      Property Default Value Description Cloudera recommendations
      streams.replication.manager.migrator.monitor.timeout.ms 3,600,000 The time in milliseconds after the Streams Replication Manager (SRM) Service Metrics Migrator times out. Set this timeout to a value that is higher than the expected migration time. Cloudera recommends a value that is at least three times the expected migration time.

      The migration time depends on the amount of metrics in your deployment. The higher the number of metrics, the longer the migration process, and the higher this property must be set.

      For example, a deployment with 10,000 partitions (100 topics with a 100 partitions each) and a 2 hour retention period produces, at minimum, 30,000 metrics per metric emission cycle. In a case like this, migration takes around 10 minutes to finish.

      streams.replication.manager.migrator.monitor.backoff.ms 120,000 The frequency at which the progress of the Streams Replication Manager (SRM) Service Metrics Migrator is checked. The recommended values for this property differ depending on the version you are upgrading from.

      If upgrading from 7.1.8:

      Set this property to a value that is identical with or similar to the interval set in SRM Service Streams Commit Interval The default value of this property is identical with the default value of SRM Service Streams Commit Interval.

      If upgrading from 7.1.7 or lower:

      Set this property to 30,000 (30 seconds).

      streams.replication.manager.migrator.monitor.stop.delay.ms 60,000 The amount of time in milliseconds that the Streams Replication Manager (SRM) Service Metrics Migrator processes metrics after the streams application is considered caught up
      streams.replication.manager.migrator.monitor.min.consecutive.successful.checks 3 The number of consecutive checks where the lag must be within the configured threshold to consider the Streams Replication Manager (SRM) Service Metrics Migrator successful. All target clusters of the SRM Service must be caught up for a check to be successful.
      streams.replication.manager.migrator.monitor.max.offset.lag Calculated automatically if left empty. The amount of offsets that the streams application in the Streams Replication Manager (SRM) Service Metrics Migrator is allowed to lag behind and still be considered up to date. When left empty, the migration logic will automatically calculate the maximum offset lag based on the Kafka Streams application configuration and the amount of metrics messages. Low offset lag values result in more up-to-date metrics processing following the upgrade, but also increase the time required for the upgrade to finish. An appropriate value for this property is calculated automatically if the property is left empty. As a result, Cloudera recommends that you leave this property empty and use the automatically calculated value.
    5. Click Save Change.
    6. Restart the SRM service.
  19. If your cluster uses Cruise Control and you have customized the goals in Cruise Control, ensure that you have created a copy from the values of the following goals before upgrading your cluster:
    • Default goals
    • Supported goals
    • Hard goals
    • Self-healing goals
    • Anomaly detection goals
    For more information, see the Cruise Control Known Issues.
  20. The following services are no longer supported as of CDP Private Cloud Base:
    • Accumulo
    • Sqoop 2
    • MapReduce 1
    • Record Service

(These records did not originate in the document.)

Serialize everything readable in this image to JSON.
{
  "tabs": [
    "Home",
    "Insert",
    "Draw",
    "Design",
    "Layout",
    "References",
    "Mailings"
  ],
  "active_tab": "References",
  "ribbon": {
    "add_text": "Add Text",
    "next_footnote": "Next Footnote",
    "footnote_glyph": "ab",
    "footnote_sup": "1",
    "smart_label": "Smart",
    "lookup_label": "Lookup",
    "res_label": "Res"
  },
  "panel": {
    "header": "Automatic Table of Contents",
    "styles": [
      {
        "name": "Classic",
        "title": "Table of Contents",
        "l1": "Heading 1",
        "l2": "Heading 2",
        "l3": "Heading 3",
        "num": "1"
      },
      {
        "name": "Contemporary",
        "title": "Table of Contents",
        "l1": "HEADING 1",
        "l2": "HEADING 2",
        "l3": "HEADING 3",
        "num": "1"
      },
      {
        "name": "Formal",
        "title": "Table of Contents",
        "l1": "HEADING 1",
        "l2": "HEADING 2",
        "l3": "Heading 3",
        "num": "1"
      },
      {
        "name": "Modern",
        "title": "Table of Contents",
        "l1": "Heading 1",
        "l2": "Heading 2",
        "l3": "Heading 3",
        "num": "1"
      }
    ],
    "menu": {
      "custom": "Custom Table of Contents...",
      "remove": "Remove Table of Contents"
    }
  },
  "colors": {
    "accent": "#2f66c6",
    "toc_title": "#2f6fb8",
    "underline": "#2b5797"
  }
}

    You must stop and delete these services before upgrading a cluster.

  21. Open the Cloudera Manager Admin console and collect the following information about your environment:
    1. The version of Cloudera Manager. Go to Support > About.
    2. The version of the JDK deployed. Go to Support > About.
    3. The version of CDH or Cloudera Runtime and whether the cluster was installed using parcels or packages. It is displayed next to the cluster name on the Home page.
    4. The services enabled in your cluster.

      Go to Clusters > Cluster name.

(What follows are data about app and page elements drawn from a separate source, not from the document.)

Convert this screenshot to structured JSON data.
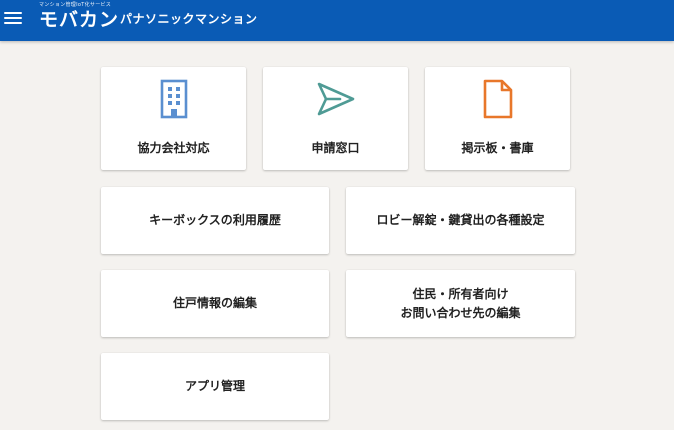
{
  "header": {
    "tagline": "マンション管理IoT化サービス",
    "logo": "モバカン",
    "building_name": "パナソニックマンション",
    "colors": {
      "bar": "#0a5bb5",
      "text": "#ffffff"
    }
  },
  "menu": {
    "icon": "hamburger-menu-icon",
    "icon_cards": [
      {
        "label": "協力会社対応",
        "icon": "building-icon",
        "icon_color": "#5a8fd0"
      },
      {
        "label": "申請窓口",
        "icon": "send-icon",
        "icon_color": "#4f9b95"
      },
      {
        "label": "掲示板・書庫",
        "icon": "document-icon",
        "icon_color": "#e8772a"
      }
    ],
    "cards": [
      {
        "lines": [
          "キーボックスの利用履歴"
        ]
      },
      {
        "lines": [
          "ロビー解錠・鍵貸出の各種設定"
        ]
      },
      {
        "lines": [
          "住戸情報の編集"
        ]
      },
      {
        "lines": [
          "住民・所有者向け",
          "お問い合わせ先の編集"
        ]
      },
      {
        "lines": [
          "アプリ管理"
        ]
      }
    ]
  }
}
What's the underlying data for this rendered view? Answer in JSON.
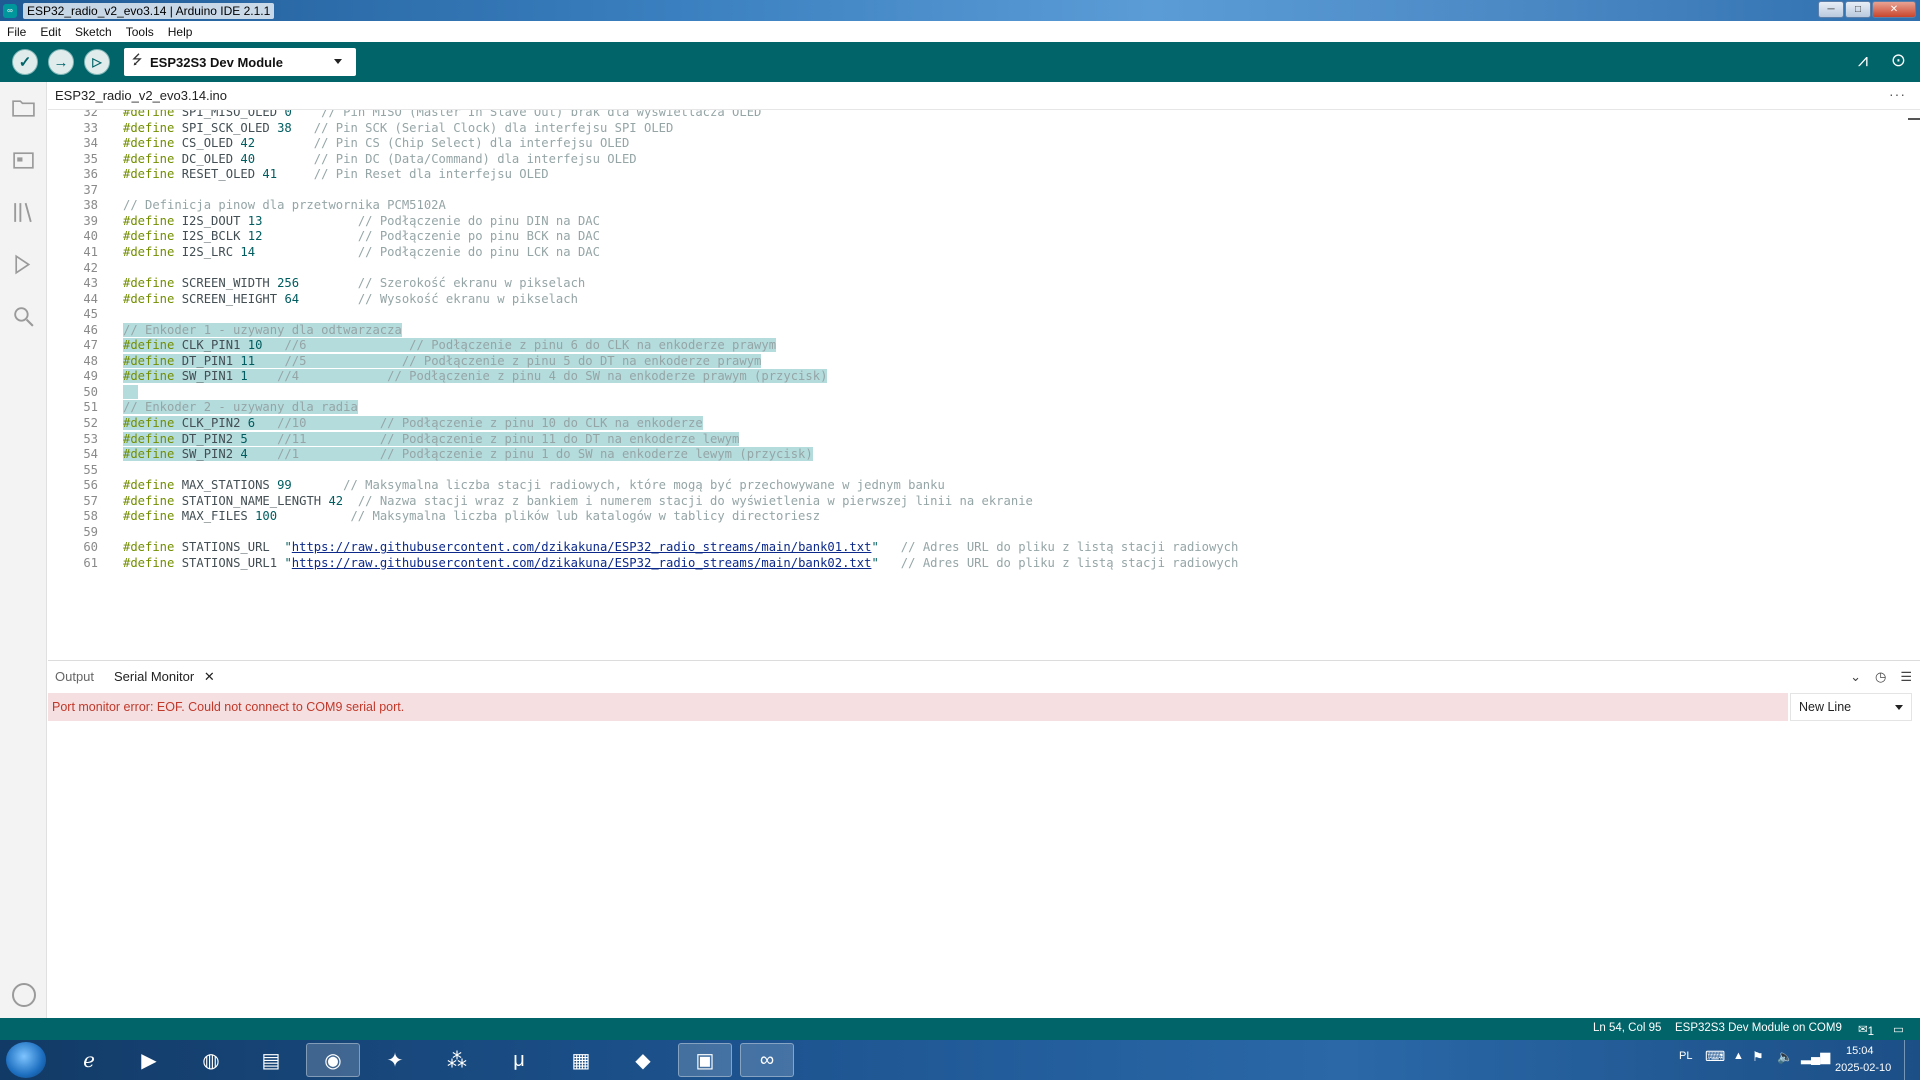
{
  "window": {
    "title": "ESP32_radio_v2_evo3.14 | Arduino IDE 2.1.1",
    "controls": [
      "minimize",
      "maximize",
      "close"
    ]
  },
  "menu": [
    "File",
    "Edit",
    "Sketch",
    "Tools",
    "Help"
  ],
  "toolbar": {
    "board": "ESP32S3 Dev Module",
    "buttons": [
      "verify",
      "upload",
      "debug"
    ]
  },
  "editor": {
    "file_tab": "ESP32_radio_v2_evo3.14.ino",
    "lines": [
      {
        "n": "32",
        "segs": [
          [
            "kw",
            "#define "
          ],
          [
            "",
            "SPI_MISO_OLED "
          ],
          [
            "num",
            "0"
          ],
          [
            "cm",
            "    // Pin MISO (Master In Slave Out) brak dla wyświetlacza OLED"
          ]
        ]
      },
      {
        "n": "33",
        "segs": [
          [
            "kw",
            "#define "
          ],
          [
            "",
            "SPI_SCK_OLED "
          ],
          [
            "num",
            "38"
          ],
          [
            "cm",
            "   // Pin SCK (Serial Clock) dla interfejsu SPI OLED"
          ]
        ]
      },
      {
        "n": "34",
        "segs": [
          [
            "kw",
            "#define "
          ],
          [
            "",
            "CS_OLED "
          ],
          [
            "num",
            "42"
          ],
          [
            "cm",
            "        // Pin CS (Chip Select) dla interfejsu OLED"
          ]
        ]
      },
      {
        "n": "35",
        "segs": [
          [
            "kw",
            "#define "
          ],
          [
            "",
            "DC_OLED "
          ],
          [
            "num",
            "40"
          ],
          [
            "cm",
            "        // Pin DC (Data/Command) dla interfejsu OLED"
          ]
        ]
      },
      {
        "n": "36",
        "segs": [
          [
            "kw",
            "#define "
          ],
          [
            "",
            "RESET_OLED "
          ],
          [
            "num",
            "41"
          ],
          [
            "cm",
            "     // Pin Reset dla interfejsu OLED"
          ]
        ]
      },
      {
        "n": "37",
        "segs": []
      },
      {
        "n": "38",
        "segs": [
          [
            "cm",
            "// Definicja pinow dla przetwornika PCM5102A"
          ]
        ]
      },
      {
        "n": "39",
        "segs": [
          [
            "kw",
            "#define "
          ],
          [
            "",
            "I2S_DOUT "
          ],
          [
            "num",
            "13"
          ],
          [
            "cm",
            "             // Podłączenie do pinu DIN na DAC"
          ]
        ]
      },
      {
        "n": "40",
        "segs": [
          [
            "kw",
            "#define "
          ],
          [
            "",
            "I2S_BCLK "
          ],
          [
            "num",
            "12"
          ],
          [
            "cm",
            "             // Podłączenie po pinu BCK na DAC"
          ]
        ]
      },
      {
        "n": "41",
        "segs": [
          [
            "kw",
            "#define "
          ],
          [
            "",
            "I2S_LRC "
          ],
          [
            "num",
            "14"
          ],
          [
            "cm",
            "              // Podłączenie do pinu LCK na DAC"
          ]
        ]
      },
      {
        "n": "42",
        "segs": []
      },
      {
        "n": "43",
        "segs": [
          [
            "kw",
            "#define "
          ],
          [
            "",
            "SCREEN_WIDTH "
          ],
          [
            "num",
            "256"
          ],
          [
            "cm",
            "        // Szerokość ekranu w pikselach"
          ]
        ]
      },
      {
        "n": "44",
        "segs": [
          [
            "kw",
            "#define "
          ],
          [
            "",
            "SCREEN_HEIGHT "
          ],
          [
            "num",
            "64"
          ],
          [
            "cm",
            "        // Wysokość ekranu w pikselach"
          ]
        ]
      },
      {
        "n": "45",
        "segs": []
      },
      {
        "n": "46",
        "sel": true,
        "segs": [
          [
            "cm",
            "// Enkoder 1 - uzywany dla odtwarzacza"
          ]
        ]
      },
      {
        "n": "47",
        "sel": true,
        "segs": [
          [
            "kw",
            "#define "
          ],
          [
            "",
            "CLK_PIN1 "
          ],
          [
            "num",
            "10"
          ],
          [
            "cm",
            "   //6              // Podłączenie z pinu 6 do CLK na enkoderze prawym"
          ]
        ]
      },
      {
        "n": "48",
        "sel": true,
        "segs": [
          [
            "kw",
            "#define "
          ],
          [
            "",
            "DT_PIN1 "
          ],
          [
            "num",
            "11"
          ],
          [
            "cm",
            "    //5             // Podłączenie z pinu 5 do DT na enkoderze prawym"
          ]
        ]
      },
      {
        "n": "49",
        "sel": true,
        "segs": [
          [
            "kw",
            "#define "
          ],
          [
            "",
            "SW_PIN1 "
          ],
          [
            "num",
            "1"
          ],
          [
            "cm",
            "    //4            // Podłączenie z pinu 4 do SW na enkoderze prawym (przycisk)"
          ]
        ]
      },
      {
        "n": "50",
        "sel": true,
        "segs": [
          [
            "",
            "  "
          ]
        ]
      },
      {
        "n": "51",
        "sel": true,
        "segs": [
          [
            "cm",
            "// Enkoder 2 - uzywany dla radia"
          ]
        ]
      },
      {
        "n": "52",
        "sel": true,
        "segs": [
          [
            "kw",
            "#define "
          ],
          [
            "",
            "CLK_PIN2 "
          ],
          [
            "num",
            "6"
          ],
          [
            "cm",
            "   //10          // Podłączenie z pinu 10 do CLK na enkoderze"
          ]
        ]
      },
      {
        "n": "53",
        "sel": true,
        "segs": [
          [
            "kw",
            "#define "
          ],
          [
            "",
            "DT_PIN2 "
          ],
          [
            "num",
            "5"
          ],
          [
            "cm",
            "    //11          // Podłączenie z pinu 11 do DT na enkoderze lewym"
          ]
        ]
      },
      {
        "n": "54",
        "sel": true,
        "segs": [
          [
            "kw",
            "#define "
          ],
          [
            "",
            "SW_PIN2 "
          ],
          [
            "num",
            "4"
          ],
          [
            "cm",
            "    //1           // Podłączenie z pinu 1 do SW na enkoderze lewym (przycisk)"
          ]
        ]
      },
      {
        "n": "55",
        "segs": []
      },
      {
        "n": "56",
        "segs": [
          [
            "kw",
            "#define "
          ],
          [
            "",
            "MAX_STATIONS "
          ],
          [
            "num",
            "99"
          ],
          [
            "cm",
            "       // Maksymalna liczba stacji radiowych, które mogą być przechowywane w jednym banku"
          ]
        ]
      },
      {
        "n": "57",
        "segs": [
          [
            "kw",
            "#define "
          ],
          [
            "",
            "STATION_NAME_LENGTH "
          ],
          [
            "num",
            "42"
          ],
          [
            "cm",
            "  // Nazwa stacji wraz z bankiem i numerem stacji do wyświetlenia w pierwszej linii na ekranie"
          ]
        ]
      },
      {
        "n": "58",
        "segs": [
          [
            "kw",
            "#define "
          ],
          [
            "",
            "MAX_FILES "
          ],
          [
            "num",
            "100"
          ],
          [
            "cm",
            "          // Maksymalna liczba plików lub katalogów w tablicy directoriesz"
          ]
        ]
      },
      {
        "n": "59",
        "segs": []
      },
      {
        "n": "60",
        "segs": [
          [
            "kw",
            "#define "
          ],
          [
            "",
            "STATIONS_URL  "
          ],
          [
            "str",
            "\""
          ],
          [
            "url",
            "https://raw.githubusercontent.com/dzikakuna/ESP32_radio_streams/main/bank01.txt"
          ],
          [
            "str",
            "\""
          ],
          [
            "cm",
            "   // Adres URL do pliku z listą stacji radiowych"
          ]
        ]
      },
      {
        "n": "61",
        "segs": [
          [
            "kw",
            "#define "
          ],
          [
            "",
            "STATIONS_URL1 "
          ],
          [
            "str",
            "\""
          ],
          [
            "url",
            "https://raw.githubusercontent.com/dzikakuna/ESP32_radio_streams/main/bank02.txt"
          ],
          [
            "str",
            "\""
          ],
          [
            "cm",
            "   // Adres URL do pliku z listą stacji radiowych"
          ]
        ]
      }
    ]
  },
  "panel": {
    "tabs": [
      "Output",
      "Serial Monitor"
    ],
    "active_tab": "Serial Monitor",
    "error": "Port monitor error: EOF. Could not connect to COM9 serial port.",
    "line_ending": "New Line"
  },
  "status": {
    "position": "Ln 54, Col 95",
    "board_port": "ESP32S3 Dev Module on COM9",
    "notifications": "1"
  },
  "taskbar": {
    "apps": [
      "internet-explorer",
      "media-player",
      "browser",
      "file-explorer",
      "chrome",
      "puzzle-app",
      "dots-app",
      "mu-editor",
      "clapperboard-321",
      "inkscape",
      "window-app",
      "arduino-ide"
    ],
    "lang": "PL",
    "time": "15:04",
    "date": "2025-02-10"
  },
  "colors": {
    "teal": "#006468",
    "selection": "#b5dcdd",
    "keyword": "#728e00",
    "comment": "#95a5a6",
    "error_bg": "#f5dfe0",
    "error_text": "#c0392b"
  }
}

  22. Back up Cloudera Manager before beginning the upgrade. See Step 2: Backing Up Cloudera Manager 7.